*** Block opens ***

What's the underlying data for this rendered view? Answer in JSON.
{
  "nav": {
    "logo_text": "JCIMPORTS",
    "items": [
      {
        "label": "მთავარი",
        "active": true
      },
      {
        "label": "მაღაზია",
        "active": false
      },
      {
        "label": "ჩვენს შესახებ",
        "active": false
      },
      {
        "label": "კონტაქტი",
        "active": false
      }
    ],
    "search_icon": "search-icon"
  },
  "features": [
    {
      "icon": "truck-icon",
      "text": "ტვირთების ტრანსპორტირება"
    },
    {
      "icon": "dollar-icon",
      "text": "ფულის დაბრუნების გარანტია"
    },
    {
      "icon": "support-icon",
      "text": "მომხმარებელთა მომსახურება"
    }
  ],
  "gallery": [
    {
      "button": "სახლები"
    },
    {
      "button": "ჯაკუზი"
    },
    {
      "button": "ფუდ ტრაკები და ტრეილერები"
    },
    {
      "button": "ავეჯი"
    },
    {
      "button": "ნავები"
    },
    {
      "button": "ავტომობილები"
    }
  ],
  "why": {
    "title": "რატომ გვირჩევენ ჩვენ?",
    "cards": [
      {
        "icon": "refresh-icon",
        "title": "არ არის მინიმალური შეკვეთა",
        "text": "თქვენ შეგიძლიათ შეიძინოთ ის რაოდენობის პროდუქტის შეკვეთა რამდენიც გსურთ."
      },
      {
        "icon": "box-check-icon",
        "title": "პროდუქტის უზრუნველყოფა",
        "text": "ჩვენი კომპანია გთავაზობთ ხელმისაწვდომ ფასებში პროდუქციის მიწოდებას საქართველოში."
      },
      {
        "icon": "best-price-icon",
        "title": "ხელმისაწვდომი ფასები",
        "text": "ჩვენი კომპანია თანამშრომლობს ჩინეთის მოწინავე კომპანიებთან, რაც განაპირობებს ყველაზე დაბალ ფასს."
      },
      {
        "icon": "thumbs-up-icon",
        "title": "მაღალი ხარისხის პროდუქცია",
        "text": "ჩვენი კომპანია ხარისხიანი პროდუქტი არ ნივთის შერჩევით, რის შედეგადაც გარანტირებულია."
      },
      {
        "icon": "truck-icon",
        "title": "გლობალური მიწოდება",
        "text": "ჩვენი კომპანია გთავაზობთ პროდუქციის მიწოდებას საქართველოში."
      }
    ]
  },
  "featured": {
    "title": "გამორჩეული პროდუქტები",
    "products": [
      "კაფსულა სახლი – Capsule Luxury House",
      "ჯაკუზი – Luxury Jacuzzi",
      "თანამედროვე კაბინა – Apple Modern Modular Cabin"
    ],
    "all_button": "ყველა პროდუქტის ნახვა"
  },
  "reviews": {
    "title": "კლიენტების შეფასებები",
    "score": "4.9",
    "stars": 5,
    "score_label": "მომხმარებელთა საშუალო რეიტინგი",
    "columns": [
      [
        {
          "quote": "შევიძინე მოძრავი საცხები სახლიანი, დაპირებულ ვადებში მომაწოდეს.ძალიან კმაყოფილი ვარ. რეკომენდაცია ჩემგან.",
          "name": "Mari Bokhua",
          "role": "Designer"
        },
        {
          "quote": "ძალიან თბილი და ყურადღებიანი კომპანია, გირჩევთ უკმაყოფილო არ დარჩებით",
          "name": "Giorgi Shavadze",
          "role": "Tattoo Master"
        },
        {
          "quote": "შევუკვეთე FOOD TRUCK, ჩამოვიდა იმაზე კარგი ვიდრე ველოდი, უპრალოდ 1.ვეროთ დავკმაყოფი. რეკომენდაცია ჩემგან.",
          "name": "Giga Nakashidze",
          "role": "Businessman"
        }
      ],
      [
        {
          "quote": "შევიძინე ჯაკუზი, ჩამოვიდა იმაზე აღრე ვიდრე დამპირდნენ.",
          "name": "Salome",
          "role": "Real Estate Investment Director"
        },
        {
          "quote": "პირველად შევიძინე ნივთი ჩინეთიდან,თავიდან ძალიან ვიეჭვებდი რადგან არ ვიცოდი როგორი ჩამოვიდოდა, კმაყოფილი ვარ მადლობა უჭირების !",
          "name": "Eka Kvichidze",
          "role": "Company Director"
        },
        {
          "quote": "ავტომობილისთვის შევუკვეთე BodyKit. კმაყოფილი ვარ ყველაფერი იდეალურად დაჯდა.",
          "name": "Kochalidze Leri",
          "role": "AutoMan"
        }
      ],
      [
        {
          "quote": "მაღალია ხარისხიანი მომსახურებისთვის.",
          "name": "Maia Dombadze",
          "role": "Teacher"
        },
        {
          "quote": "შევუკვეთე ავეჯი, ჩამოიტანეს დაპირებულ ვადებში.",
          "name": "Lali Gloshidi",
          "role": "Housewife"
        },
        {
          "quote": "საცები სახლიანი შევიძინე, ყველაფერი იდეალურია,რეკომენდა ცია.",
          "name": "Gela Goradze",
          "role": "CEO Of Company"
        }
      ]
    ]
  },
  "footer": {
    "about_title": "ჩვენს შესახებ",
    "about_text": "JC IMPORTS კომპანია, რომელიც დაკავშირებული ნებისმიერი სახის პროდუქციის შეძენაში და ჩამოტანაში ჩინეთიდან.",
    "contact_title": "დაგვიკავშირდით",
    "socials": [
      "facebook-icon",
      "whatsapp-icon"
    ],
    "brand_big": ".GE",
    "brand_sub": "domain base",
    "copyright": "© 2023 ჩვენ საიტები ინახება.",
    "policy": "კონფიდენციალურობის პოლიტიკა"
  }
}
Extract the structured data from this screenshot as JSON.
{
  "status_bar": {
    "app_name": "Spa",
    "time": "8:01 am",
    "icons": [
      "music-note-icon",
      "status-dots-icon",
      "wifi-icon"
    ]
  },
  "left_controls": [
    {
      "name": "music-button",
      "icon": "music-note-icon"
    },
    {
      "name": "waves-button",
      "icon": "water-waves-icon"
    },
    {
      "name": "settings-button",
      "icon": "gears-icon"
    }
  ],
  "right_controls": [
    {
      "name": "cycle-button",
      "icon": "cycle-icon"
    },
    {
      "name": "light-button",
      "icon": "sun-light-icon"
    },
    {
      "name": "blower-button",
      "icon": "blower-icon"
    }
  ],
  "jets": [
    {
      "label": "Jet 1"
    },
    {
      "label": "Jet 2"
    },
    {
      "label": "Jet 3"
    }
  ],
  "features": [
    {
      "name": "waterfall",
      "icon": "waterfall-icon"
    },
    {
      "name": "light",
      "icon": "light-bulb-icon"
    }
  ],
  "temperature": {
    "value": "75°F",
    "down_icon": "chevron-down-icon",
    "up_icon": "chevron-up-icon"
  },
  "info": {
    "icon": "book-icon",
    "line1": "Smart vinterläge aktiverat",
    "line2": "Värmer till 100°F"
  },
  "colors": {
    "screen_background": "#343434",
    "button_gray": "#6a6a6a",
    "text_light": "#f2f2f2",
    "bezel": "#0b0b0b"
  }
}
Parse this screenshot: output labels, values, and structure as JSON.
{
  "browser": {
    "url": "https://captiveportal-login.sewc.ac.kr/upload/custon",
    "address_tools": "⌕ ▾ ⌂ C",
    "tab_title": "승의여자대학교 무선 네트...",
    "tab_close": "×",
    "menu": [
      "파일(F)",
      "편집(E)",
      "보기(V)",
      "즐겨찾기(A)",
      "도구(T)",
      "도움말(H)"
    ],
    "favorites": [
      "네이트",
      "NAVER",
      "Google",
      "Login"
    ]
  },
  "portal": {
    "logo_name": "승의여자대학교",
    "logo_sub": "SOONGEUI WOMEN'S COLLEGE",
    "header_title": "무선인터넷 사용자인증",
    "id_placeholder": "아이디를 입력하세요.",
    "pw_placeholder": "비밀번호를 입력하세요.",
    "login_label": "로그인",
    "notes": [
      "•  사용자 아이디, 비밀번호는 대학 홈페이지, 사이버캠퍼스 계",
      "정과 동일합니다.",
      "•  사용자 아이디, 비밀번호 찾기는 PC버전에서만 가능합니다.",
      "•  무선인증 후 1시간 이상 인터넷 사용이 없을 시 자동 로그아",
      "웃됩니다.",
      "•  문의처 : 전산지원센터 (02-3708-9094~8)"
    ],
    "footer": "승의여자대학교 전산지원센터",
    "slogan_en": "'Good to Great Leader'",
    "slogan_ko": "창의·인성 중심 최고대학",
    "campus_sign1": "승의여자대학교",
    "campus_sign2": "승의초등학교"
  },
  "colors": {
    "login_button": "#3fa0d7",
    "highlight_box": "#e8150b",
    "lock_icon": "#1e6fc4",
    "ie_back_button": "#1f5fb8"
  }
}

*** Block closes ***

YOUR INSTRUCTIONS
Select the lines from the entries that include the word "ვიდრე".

WRITTEN ANSWER
          "quote": "შევუკვეთე FOOD TRUCK, ჩამოვიდა იმაზე კარგი ვიდრე ველოდი, უპრალოდ 1.ვეროთ დავკმაყოფი. რეკომენდაცია ჩემგან.",
          "quote": "შევიძინე ჯაკუზი, ჩამოვიდა იმაზე აღრე ვიდრე დამპირდნენ.",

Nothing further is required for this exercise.